-- Opening Marker --
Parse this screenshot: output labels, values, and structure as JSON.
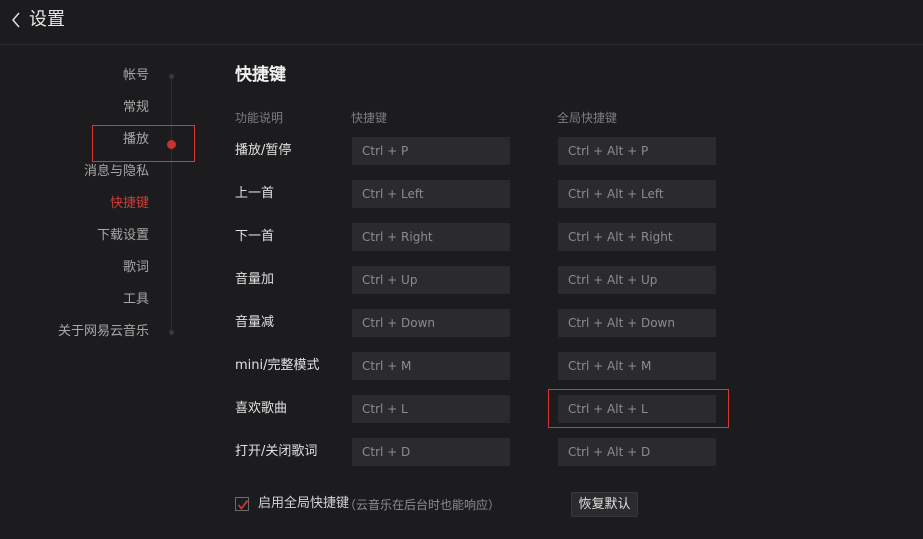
{
  "header": {
    "title": "设置"
  },
  "nav": {
    "items": [
      {
        "label": "帐号"
      },
      {
        "label": "常规"
      },
      {
        "label": "播放"
      },
      {
        "label": "消息与隐私"
      },
      {
        "label": "快捷键"
      },
      {
        "label": "下载设置"
      },
      {
        "label": "歌词"
      },
      {
        "label": "工具"
      },
      {
        "label": "关于网易云音乐"
      }
    ],
    "active_index": 4
  },
  "section": {
    "title": "快捷键",
    "columns": {
      "function": "功能说明",
      "shortcut": "快捷键",
      "global": "全局快捷键"
    },
    "rows": [
      {
        "label": "播放/暂停",
        "shortcut": "Ctrl + P",
        "global": "Ctrl + Alt + P"
      },
      {
        "label": "上一首",
        "shortcut": "Ctrl + Left",
        "global": "Ctrl + Alt + Left"
      },
      {
        "label": "下一首",
        "shortcut": "Ctrl + Right",
        "global": "Ctrl + Alt + Right"
      },
      {
        "label": "音量加",
        "shortcut": "Ctrl + Up",
        "global": "Ctrl + Alt + Up"
      },
      {
        "label": "音量减",
        "shortcut": "Ctrl + Down",
        "global": "Ctrl + Alt + Down"
      },
      {
        "label": "mini/完整模式",
        "shortcut": "Ctrl + M",
        "global": "Ctrl + Alt + M"
      },
      {
        "label": "喜欢歌曲",
        "shortcut": "Ctrl + L",
        "global": "Ctrl + Alt + L"
      },
      {
        "label": "打开/关闭歌词",
        "shortcut": "Ctrl + D",
        "global": "Ctrl + Alt + D"
      }
    ]
  },
  "footer": {
    "enable_global_label": "启用全局快捷键",
    "enable_global_note": "（云音乐在后台时也能响应）",
    "enable_global_checked": true,
    "restore_default_label": "恢复默认"
  },
  "colors": {
    "accent": "#d83a32",
    "background": "#1c1c1f",
    "field": "#2b2b2e"
  }
}
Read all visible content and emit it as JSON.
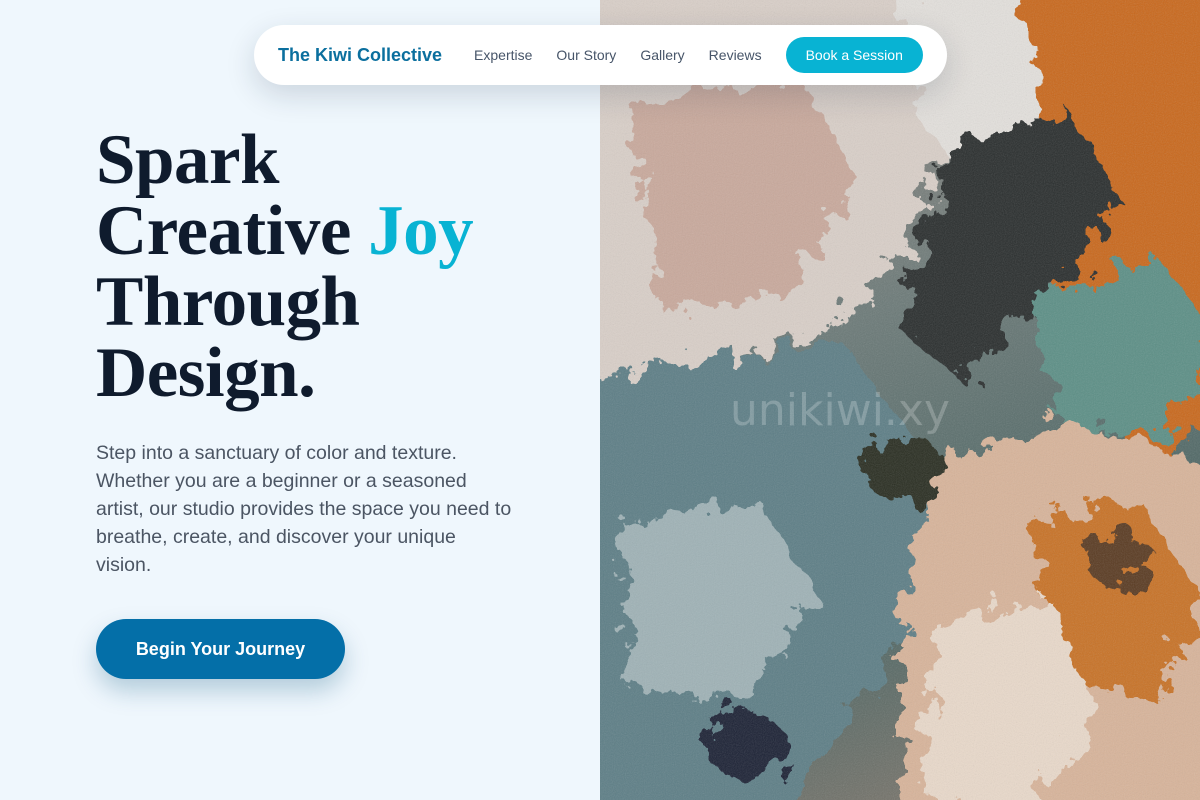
{
  "nav": {
    "brand": "The Kiwi Collective",
    "links": [
      "Expertise",
      "Our Story",
      "Gallery",
      "Reviews"
    ],
    "cta": "Book a Session"
  },
  "hero": {
    "title_line1": "Spark",
    "title_line2_a": "Creative ",
    "title_line2_accent": "Joy",
    "title_line3": "Through",
    "title_line4": "Design.",
    "body": "Step into a sanctuary of color and texture. Whether you are a beginner or a seasoned artist, our studio provides the space you need to breathe, create, and discover your unique vision.",
    "cta": "Begin Your Journey"
  },
  "image": {
    "subject": "textured-oil-painting",
    "watermark": "unikiwi.xy"
  },
  "colors": {
    "brand": "#0b6f9e",
    "accent": "#08b3d3",
    "primary_button": "#046fa8",
    "background": "#eff7fd",
    "heading": "#0f1b2d"
  }
}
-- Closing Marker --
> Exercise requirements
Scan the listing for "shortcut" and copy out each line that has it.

> Exercise output
      "shortcut": "快捷键",
        "shortcut": "Ctrl + P",
        "shortcut": "Ctrl + Left",
        "shortcut": "Ctrl + Right",
        "shortcut": "Ctrl + Up",
        "shortcut": "Ctrl + Down",
        "shortcut": "Ctrl + M",
        "shortcut": "Ctrl + L",
        "shortcut": "Ctrl + D",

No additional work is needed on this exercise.